Input data:

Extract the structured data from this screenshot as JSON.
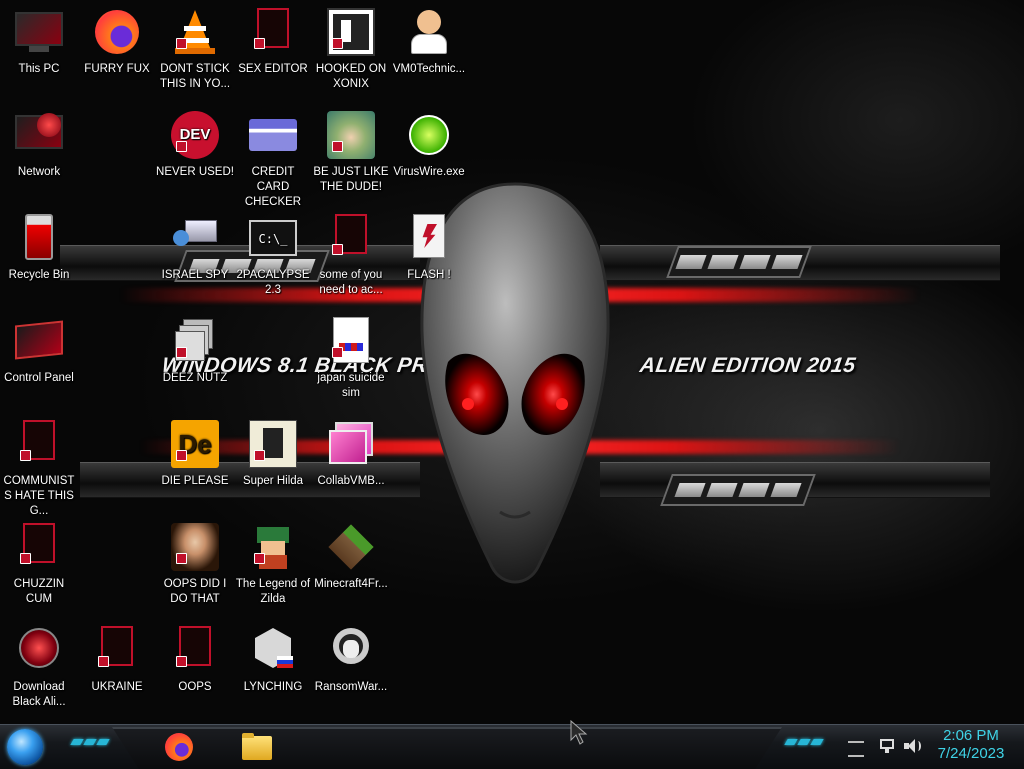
{
  "desktop": {
    "icons": [
      {
        "id": "this-pc",
        "label": "This PC"
      },
      {
        "id": "network",
        "label": "Network"
      },
      {
        "id": "recycle-bin",
        "label": "Recycle Bin"
      },
      {
        "id": "control-panel",
        "label": "Control Panel"
      },
      {
        "id": "communists",
        "label": "COMMUNISTS HATE THIS G..."
      },
      {
        "id": "chuzzin",
        "label": "CHUZZIN CUM"
      },
      {
        "id": "download-black-ali",
        "label": "Download Black Ali..."
      },
      {
        "id": "furry-fux",
        "label": "FURRY FUX"
      },
      {
        "id": "ukraine",
        "label": "UKRAINE"
      },
      {
        "id": "dont-stick",
        "label": "DONT STICK THIS IN YO..."
      },
      {
        "id": "never-used",
        "label": "NEVER USED!"
      },
      {
        "id": "israel-spy",
        "label": "ISRAEL SPY"
      },
      {
        "id": "deez-nutz",
        "label": "DEEZ NUTZ"
      },
      {
        "id": "die-please",
        "label": "DIE PLEASE"
      },
      {
        "id": "oops-did-i",
        "label": "OOPS DID I DO THAT"
      },
      {
        "id": "oops",
        "label": "OOPS"
      },
      {
        "id": "sex-editor",
        "label": "SEX EDITOR"
      },
      {
        "id": "credit-card",
        "label": "CREDIT CARD CHECKER"
      },
      {
        "id": "2pacalypse",
        "label": "2PACALYPSE 2.3"
      },
      {
        "id": "super-hilda",
        "label": "Super Hilda"
      },
      {
        "id": "legend-zilda",
        "label": "The Legend of Zilda"
      },
      {
        "id": "lynching",
        "label": "LYNCHING"
      },
      {
        "id": "hooked-xonix",
        "label": "HOOKED ON XONIX"
      },
      {
        "id": "be-just-like",
        "label": "BE JUST LIKE THE DUDE!"
      },
      {
        "id": "some-of-you",
        "label": "some of you need to ac..."
      },
      {
        "id": "japan-suicide",
        "label": "japan suicide sim"
      },
      {
        "id": "collabvmb",
        "label": "CollabVMB..."
      },
      {
        "id": "minecraft",
        "label": "Minecraft4Fr..."
      },
      {
        "id": "ransomware",
        "label": "RansomWar..."
      },
      {
        "id": "vm0technic",
        "label": "VM0Technic..."
      },
      {
        "id": "viruswire",
        "label": "VirusWire.exe"
      },
      {
        "id": "flash",
        "label": "FLASH !"
      }
    ]
  },
  "wallpaper": {
    "left_text": "WINDOWS 8.1 BLACK PRO",
    "right_text": "ALIEN EDITION 2015"
  },
  "taskbar": {
    "apps": [
      {
        "name": "firefox-icon"
      },
      {
        "name": "file-explorer-icon"
      }
    ],
    "time": "2:06 PM",
    "date": "7/24/2023",
    "tray_icons": [
      "network-icon",
      "volume-icon"
    ]
  },
  "colors": {
    "accent": "#3fd3e6",
    "alien_eye": "#ff1a1a",
    "band_red": "#e61414"
  }
}
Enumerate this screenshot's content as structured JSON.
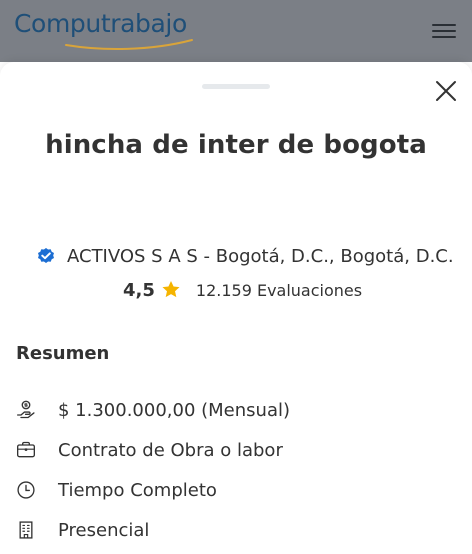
{
  "header": {
    "brand": "Computrabajo",
    "brand_color": "#1f4f78",
    "menu_icon": "hamburger-menu-icon"
  },
  "sheet": {
    "job_title": "hincha de inter de bogota",
    "company_text": "ACTIVOS S A S - Bogotá, D.C., Bogotá, D.C.",
    "verified_icon": "verified-badge-icon",
    "rating": "4,5",
    "rating_star_color": "#f5b400",
    "evaluations": "12.159 Evaluaciones"
  },
  "summary": {
    "title": "Resumen",
    "items": [
      {
        "icon": "salary-icon",
        "text": "$ 1.300.000,00 (Mensual)"
      },
      {
        "icon": "briefcase-icon",
        "text": "Contrato de Obra o labor"
      },
      {
        "icon": "clock-icon",
        "text": "Tiempo Completo"
      },
      {
        "icon": "building-icon",
        "text": "Presencial"
      }
    ]
  }
}
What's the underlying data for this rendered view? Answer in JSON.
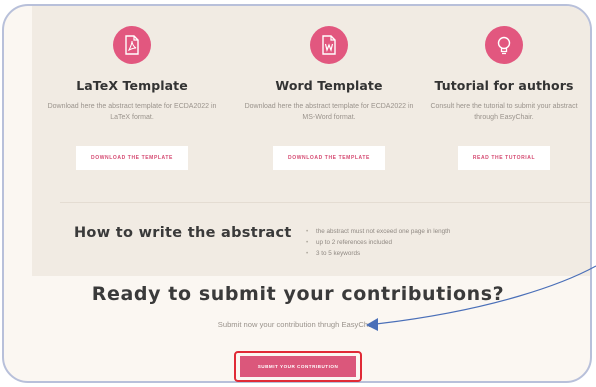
{
  "templates": [
    {
      "title": "LaTeX Template",
      "desc": "Download here the abstract template for ECDA2022 in LaTeX format.",
      "button": "DOWNLOAD THE TEMPLATE",
      "icon": "pdf-file-icon"
    },
    {
      "title": "Word Template",
      "desc": "Download here the abstract template for ECDA2022 in MS-Word format.",
      "button": "DOWNLOAD THE TEMPLATE",
      "icon": "word-file-icon"
    },
    {
      "title": "Tutorial for authors",
      "desc": "Consult here the tutorial to submit your abstract through EasyChair.",
      "button": "READ THE TUTORIAL",
      "icon": "lightbulb-icon"
    }
  ],
  "howto": {
    "title": "How to write the abstract",
    "rules": [
      "the abstract must not exceed one page in length",
      "up to 2 references included",
      "3 to 5 keywords"
    ]
  },
  "submit": {
    "heading": "Ready to submit your contributions?",
    "text": "Submit now your contribution thrugh EasyChair.",
    "button": "SUBMIT YOUR CONTRIBUTION"
  },
  "colors": {
    "accent": "#e2577f",
    "highlight_border": "#e02a36",
    "arrow": "#4a6fb8"
  }
}
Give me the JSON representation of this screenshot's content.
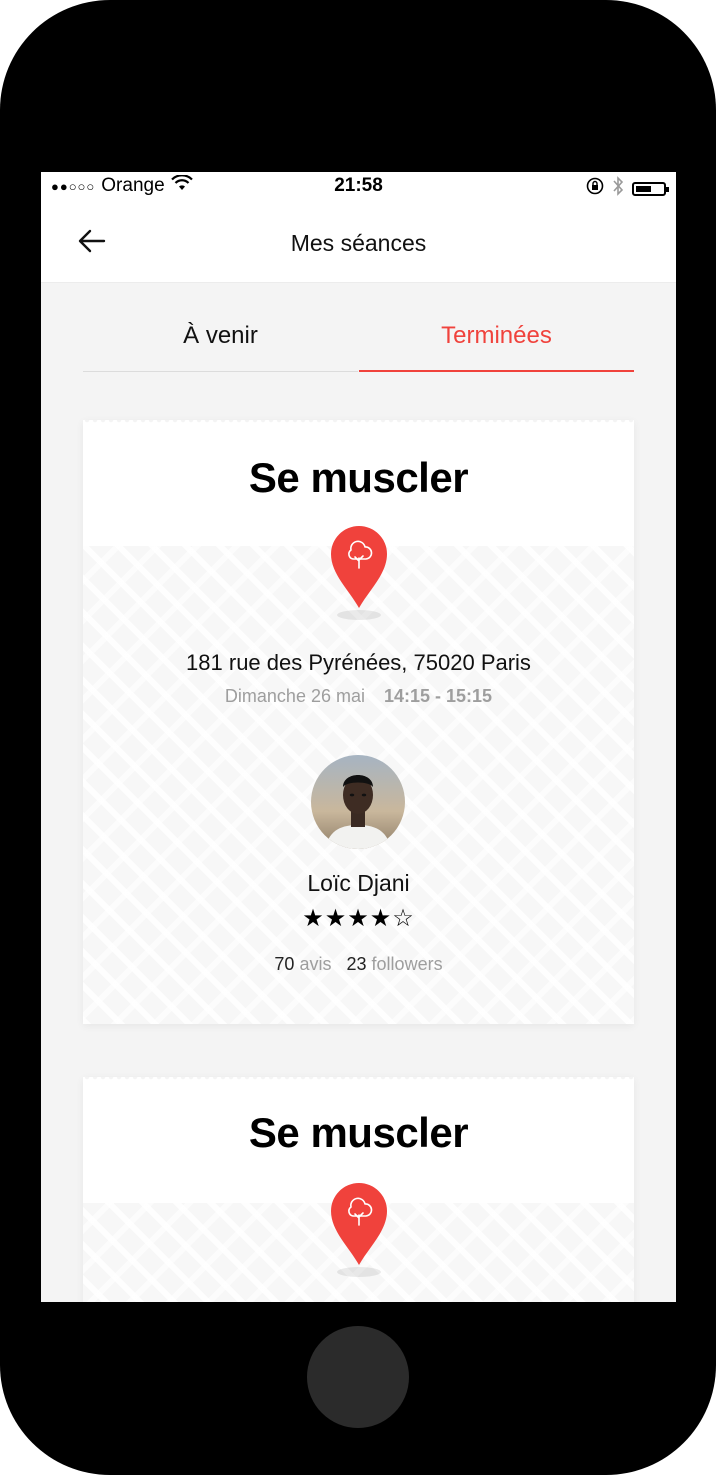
{
  "status_bar": {
    "signal": "●●○○○",
    "carrier": "Orange",
    "time": "21:58",
    "icons": [
      "wifi-icon",
      "rotation-lock-icon",
      "bluetooth-icon",
      "battery-icon"
    ]
  },
  "header": {
    "title": "Mes séances",
    "back_icon": "arrow-left-icon"
  },
  "tabs": [
    {
      "label": "À venir",
      "active": false
    },
    {
      "label": "Terminées",
      "active": true
    }
  ],
  "accent_color": "#f0423c",
  "sessions": [
    {
      "title": "Se muscler",
      "pin_icon": "tree-pin-icon",
      "address": "181 rue des Pyrénées, 75020 Paris",
      "date": "Dimanche 26 mai",
      "time": "14:15 - 15:15",
      "coach": {
        "name": "Loïc Djani",
        "rating_out_of_5": 4,
        "stars": "★★★★☆",
        "reviews_count": "70",
        "reviews_label": "avis",
        "followers_count": "23",
        "followers_label": "followers"
      }
    },
    {
      "title": "Se muscler",
      "pin_icon": "tree-pin-icon"
    }
  ]
}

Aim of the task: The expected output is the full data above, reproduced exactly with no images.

Output:
Extract the structured data from this screenshot as JSON.
{
  "desktop": {
    "icons": [
      {
        "id": "this-pc",
        "label": "This PC"
      },
      {
        "id": "network",
        "label": "Network"
      },
      {
        "id": "recycle-bin",
        "label": "Recycle Bin"
      },
      {
        "id": "control-panel",
        "label": "Control Panel"
      },
      {
        "id": "communists",
        "label": "COMMUNISTS HATE THIS G..."
      },
      {
        "id": "chuzzin",
        "label": "CHUZZIN CUM"
      },
      {
        "id": "download-black-ali",
        "label": "Download Black Ali..."
      },
      {
        "id": "furry-fux",
        "label": "FURRY FUX"
      },
      {
        "id": "ukraine",
        "label": "UKRAINE"
      },
      {
        "id": "dont-stick",
        "label": "DONT STICK THIS IN YO..."
      },
      {
        "id": "never-used",
        "label": "NEVER USED!"
      },
      {
        "id": "israel-spy",
        "label": "ISRAEL SPY"
      },
      {
        "id": "deez-nutz",
        "label": "DEEZ NUTZ"
      },
      {
        "id": "die-please",
        "label": "DIE PLEASE"
      },
      {
        "id": "oops-did-i",
        "label": "OOPS DID I DO THAT"
      },
      {
        "id": "oops",
        "label": "OOPS"
      },
      {
        "id": "sex-editor",
        "label": "SEX EDITOR"
      },
      {
        "id": "credit-card",
        "label": "CREDIT CARD CHECKER"
      },
      {
        "id": "2pacalypse",
        "label": "2PACALYPSE 2.3"
      },
      {
        "id": "super-hilda",
        "label": "Super Hilda"
      },
      {
        "id": "legend-zilda",
        "label": "The Legend of Zilda"
      },
      {
        "id": "lynching",
        "label": "LYNCHING"
      },
      {
        "id": "hooked-xonix",
        "label": "HOOKED ON XONIX"
      },
      {
        "id": "be-just-like",
        "label": "BE JUST LIKE THE DUDE!"
      },
      {
        "id": "some-of-you",
        "label": "some of you need to ac..."
      },
      {
        "id": "japan-suicide",
        "label": "japan suicide sim"
      },
      {
        "id": "collabvmb",
        "label": "CollabVMB..."
      },
      {
        "id": "minecraft",
        "label": "Minecraft4Fr..."
      },
      {
        "id": "ransomware",
        "label": "RansomWar..."
      },
      {
        "id": "vm0technic",
        "label": "VM0Technic..."
      },
      {
        "id": "viruswire",
        "label": "VirusWire.exe"
      },
      {
        "id": "flash",
        "label": "FLASH !"
      }
    ]
  },
  "wallpaper": {
    "left_text": "WINDOWS 8.1 BLACK PRO",
    "right_text": "ALIEN EDITION 2015"
  },
  "taskbar": {
    "apps": [
      {
        "name": "firefox-icon"
      },
      {
        "name": "file-explorer-icon"
      }
    ],
    "time": "2:06 PM",
    "date": "7/24/2023",
    "tray_icons": [
      "network-icon",
      "volume-icon"
    ]
  },
  "colors": {
    "accent": "#3fd3e6",
    "alien_eye": "#ff1a1a",
    "band_red": "#e61414"
  }
}
Enumerate this screenshot's content as structured JSON.
{
  "header": {
    "brand": "Computrabajo",
    "brand_color": "#1f4f78",
    "menu_icon": "hamburger-menu-icon"
  },
  "sheet": {
    "job_title": "hincha de inter de bogota",
    "company_text": "ACTIVOS S A S - Bogotá, D.C., Bogotá, D.C.",
    "verified_icon": "verified-badge-icon",
    "rating": "4,5",
    "rating_star_color": "#f5b400",
    "evaluations": "12.159 Evaluaciones"
  },
  "summary": {
    "title": "Resumen",
    "items": [
      {
        "icon": "salary-icon",
        "text": "$ 1.300.000,00 (Mensual)"
      },
      {
        "icon": "briefcase-icon",
        "text": "Contrato de Obra o labor"
      },
      {
        "icon": "clock-icon",
        "text": "Tiempo Completo"
      },
      {
        "icon": "building-icon",
        "text": "Presencial"
      }
    ]
  }
}
What's the underlying data for this rendered view? Answer in JSON.
{
  "templates": [
    {
      "title": "LaTeX Template",
      "desc": "Download here the abstract template for ECDA2022 in LaTeX format.",
      "button": "DOWNLOAD THE TEMPLATE",
      "icon": "pdf-file-icon"
    },
    {
      "title": "Word Template",
      "desc": "Download here the abstract template for ECDA2022 in MS-Word format.",
      "button": "DOWNLOAD THE TEMPLATE",
      "icon": "word-file-icon"
    },
    {
      "title": "Tutorial for authors",
      "desc": "Consult here the tutorial to submit your abstract through EasyChair.",
      "button": "READ THE TUTORIAL",
      "icon": "lightbulb-icon"
    }
  ],
  "howto": {
    "title": "How to write the abstract",
    "rules": [
      "the abstract must not exceed one page in length",
      "up to 2 references included",
      "3 to 5 keywords"
    ]
  },
  "submit": {
    "heading": "Ready to submit your contributions?",
    "text": "Submit now your contribution thrugh EasyChair.",
    "button": "SUBMIT YOUR CONTRIBUTION"
  },
  "colors": {
    "accent": "#e2577f",
    "highlight_border": "#e02a36",
    "arrow": "#4a6fb8"
  }
}
Give me the JSON representation of this screenshot's content.
{
  "status_bar": {
    "signal": "●●○○○",
    "carrier": "Orange",
    "time": "21:58",
    "icons": [
      "wifi-icon",
      "rotation-lock-icon",
      "bluetooth-icon",
      "battery-icon"
    ]
  },
  "header": {
    "title": "Mes séances",
    "back_icon": "arrow-left-icon"
  },
  "tabs": [
    {
      "label": "À venir",
      "active": false
    },
    {
      "label": "Terminées",
      "active": true
    }
  ],
  "accent_color": "#f0423c",
  "sessions": [
    {
      "title": "Se muscler",
      "pin_icon": "tree-pin-icon",
      "address": "181 rue des Pyrénées, 75020 Paris",
      "date": "Dimanche 26 mai",
      "time": "14:15 - 15:15",
      "coach": {
        "name": "Loïc Djani",
        "rating_out_of_5": 4,
        "stars": "★★★★☆",
        "reviews_count": "70",
        "reviews_label": "avis",
        "followers_count": "23",
        "followers_label": "followers"
      }
    },
    {
      "title": "Se muscler",
      "pin_icon": "tree-pin-icon"
    }
  ]
}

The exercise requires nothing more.